(WHAT IS NEEDED): Please repeat the data exactly. Any picture in it stays out.

★ ★ ★ ★ ★ ★ ★

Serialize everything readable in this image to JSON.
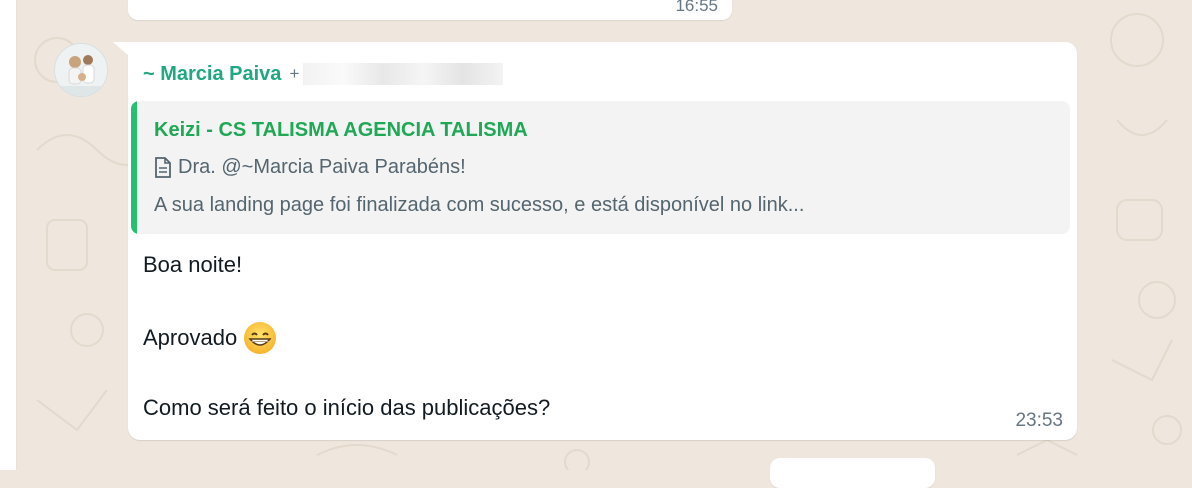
{
  "previous_message": {
    "time": "16:55"
  },
  "message": {
    "sender_name": "~ Marcia Paiva",
    "sender_plus": "+",
    "quote": {
      "author": "Keizi - CS TALISMA AGENCIA TALISMA",
      "icon": "document-icon",
      "line1": "Dra. @~Marcia Paiva  Parabéns!",
      "line2": "A sua landing page foi finalizada com sucesso, e está disponível no link..."
    },
    "lines": {
      "greeting": "Boa noite!",
      "approved": "Aprovado",
      "question": "Como será feito o início das publicações?"
    },
    "emoji": "grinning-face",
    "time": "23:53"
  },
  "colors": {
    "background": "#efe7dd",
    "sender": "#1fa882",
    "quote_accent": "#25c16f",
    "quote_author": "#1fa855"
  }
}
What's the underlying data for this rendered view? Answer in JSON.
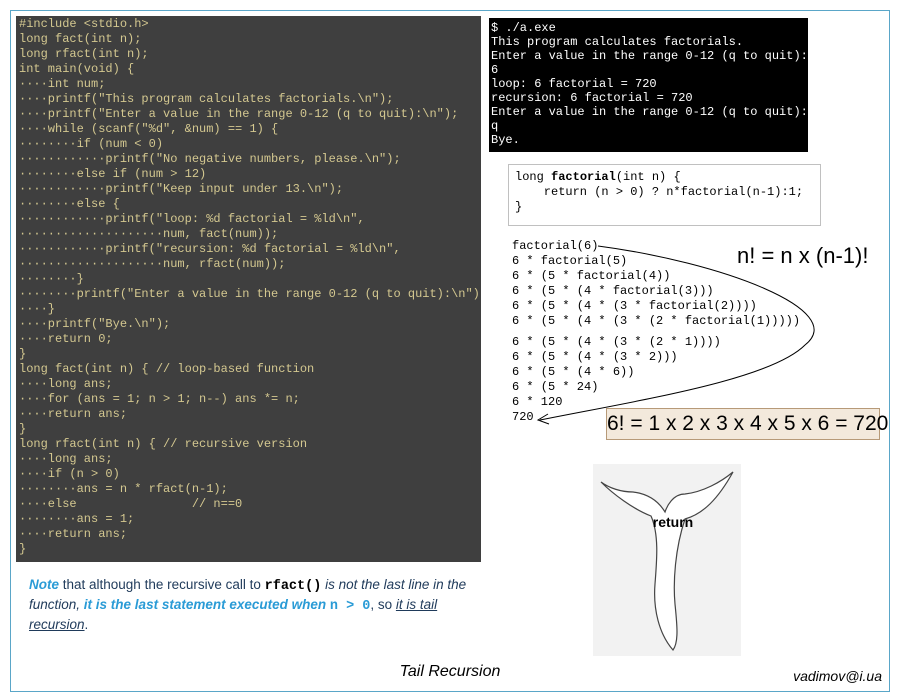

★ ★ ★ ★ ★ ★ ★

(EXERCISE SOLUTION):
Serialize everything readable in this image to JSON.
{
  "previous_message": {
    "time": "16:55"
  },
  "message": {
    "sender_name": "~ Marcia Paiva",
    "sender_plus": "+",
    "quote": {
      "author": "Keizi - CS TALISMA AGENCIA TALISMA",
      "icon": "document-icon",
      "line1": "Dra. @~Marcia Paiva  Parabéns!",
      "line2": "A sua landing page foi finalizada com sucesso, e está disponível no link..."
    },
    "lines": {
      "greeting": "Boa noite!",
      "approved": "Aprovado",
      "question": "Como será feito o início das publicações?"
    },
    "emoji": "grinning-face",
    "time": "23:53"
  },
  "colors": {
    "background": "#efe7dd",
    "sender": "#1fa882",
    "quote_accent": "#25c16f",
    "quote_author": "#1fa855"
  }
}
What's the underlying data for this rendered view? Answer in JSON.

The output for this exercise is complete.